=== Section Start ===

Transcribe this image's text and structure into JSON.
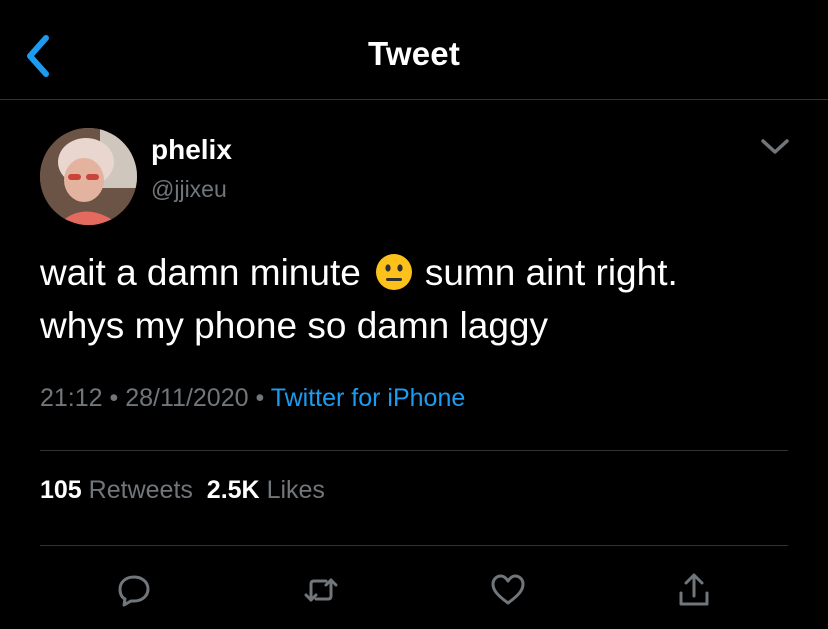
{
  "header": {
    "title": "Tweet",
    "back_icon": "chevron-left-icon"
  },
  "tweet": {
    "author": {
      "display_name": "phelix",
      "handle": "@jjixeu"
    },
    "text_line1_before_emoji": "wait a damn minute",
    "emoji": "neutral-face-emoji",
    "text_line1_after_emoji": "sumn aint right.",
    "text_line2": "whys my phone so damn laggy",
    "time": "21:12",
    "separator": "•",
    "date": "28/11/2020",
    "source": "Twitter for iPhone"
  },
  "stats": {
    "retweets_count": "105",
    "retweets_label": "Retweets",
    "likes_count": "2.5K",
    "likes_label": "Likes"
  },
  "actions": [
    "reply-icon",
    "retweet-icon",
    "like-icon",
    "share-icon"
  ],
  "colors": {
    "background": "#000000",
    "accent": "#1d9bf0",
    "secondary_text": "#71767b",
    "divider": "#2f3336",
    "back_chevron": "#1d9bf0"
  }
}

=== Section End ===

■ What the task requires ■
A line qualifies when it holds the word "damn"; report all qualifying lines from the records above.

■ Written response ■
    "text_line1_before_emoji": "wait a damn minute",
    "text_line2": "whys my phone so damn laggy",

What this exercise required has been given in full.